Today, the Sierra Foothills are recognized as one of this country’s great wine regions and Steve is as responsible as anyone for revealing its greatness. Our friend and longtime David Bowler rep Alex Miranda once referred to him as the Noel Verset of California. While Steve might blush at the comparison, it is apt. He has made his wines for nearly 40 years without regard for the opinions of critics or tastemakers, but that ultimately influenced a generation of growers and won the respect of people who simply love wine. And like Verset, he is stepping off the stage on his terms. Let’s raise a glass to him!

Sam Ehrlich & John McIlwain

--------------------------------------------------------------------

WINES ARE PRE-ARRIVAL AND WILL BE AVAILABLE FOR DELIVERY/PICK UP IN EARLY APRIL

  • red
  • 2 in stock
  • $469.99

Edmunds St. John 2020 Shake Ridge Ranch El Jaleo (Mourvedre/Grenache)

Mostly Grenache and Mourvedre, typically with a little Tempranillo and Graciano added in, this is a pretty ruby-red color, with elegant aromas of bright cherry and earth. The Shake Ridge Ranch vineyard in Amador County is, in the words of Steve, "one of the most magnificent vineyards I've ever seen, anywhere." The wine is medium bodied on the palate, with gently grippy tannins, and a high-toned array of flavors balancing fruity and savory, that linger impressively on the long finish. -AF
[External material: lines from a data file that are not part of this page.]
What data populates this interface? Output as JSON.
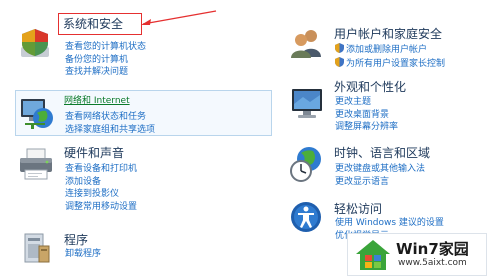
{
  "categories": {
    "system": {
      "title": "系统和安全",
      "links": [
        "查看您的计算机状态",
        "备份您的计算机",
        "查找并解决问题"
      ]
    },
    "network": {
      "title": "网络和 Internet",
      "links": [
        "查看网络状态和任务",
        "选择家庭组和共享选项"
      ]
    },
    "hardware": {
      "title": "硬件和声音",
      "links": [
        "查看设备和打印机",
        "添加设备",
        "连接到投影仪",
        "调整常用移动设置"
      ]
    },
    "programs": {
      "title": "程序",
      "links": [
        "卸载程序"
      ]
    },
    "users": {
      "title": "用户帐户和家庭安全",
      "links": [
        "添加或删除用户帐户",
        "为所有用户设置家长控制"
      ]
    },
    "appearance": {
      "title": "外观和个性化",
      "links": [
        "更改主题",
        "更改桌面背景",
        "调整屏幕分辨率"
      ]
    },
    "clock": {
      "title": "时钟、语言和区域",
      "links": [
        "更改键盘或其他输入法",
        "更改显示语言"
      ]
    },
    "ease": {
      "title": "轻松访问",
      "links": [
        "使用 Windows 建议的设置",
        "优化视觉显示"
      ]
    }
  },
  "watermark": {
    "name": "Win7家园",
    "url": "www.5aixt.com"
  },
  "colors": {
    "link": "#1f6fc5",
    "title": "#1e395b",
    "highlight": "#e53030"
  }
}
  • red
  • 6 in stock
  • $34.99

Sorry, the Following have Already Sold
  • Out of Stock
  • red
  • 0 in stock
  • $154.99

Edmunds St. John 2005 Dry Creek Valley Rocks and Gravel

How are we going to support the economy you say? Let us keep it all in-house and buy domestic wine! Well, maybe just for a dinner at least. First of all, this Rhône blend of Grenache, Syrah, and Mouvedre from Edmunds St. John, is delicious. A bit on the wild side for a California wine (some might call it a Maverick,) it’s balanced with ripe fruit, orange zest and a hint of spice. Perfect for pork and fixins. RB

  • Out of Stock
  • red
  • 0 in stock
  • $116.99

  • Out of Stock
  • red
  • 0 in stock
  • $116.99

Edmunds St. John 2015 Dry Creek Valley 'Rocks and Gravel' Unti Vineyard 1.5 L

I cannot think of a California winemaker working today whom we admire and celebrate as enthusiastically as Steve Edmunds of Edmunds St. John. What greater pleasure can there be, then, to open this great big bottle of Rocks and Gravel from a great American winemaker? Displaying a greater resemblance to L'Anglore Tavel than to the typical California GSM blend, 2015 Rocks and Gravel is juicy and generous with invigorating acidity and lots of life ahead. Perfumed and mouth-watering aromas of wild rose, black currant, tea leaves, and wild cherry with a terrifically spicy, bright and balanced palate of black raspberry, cherries and cherry skins, sweet tobacco, juicy young tannins and vibrant acidity. Medium bodied and crystal clear at 13.2% alcohol, this wine opens up beautifully and will reward cellaring. Ariana Rolich

  • Out of Stock
  • red
  • 0 in stock
  • $234.99

  • Organic
  • Biodynamic
  • Low Sulfur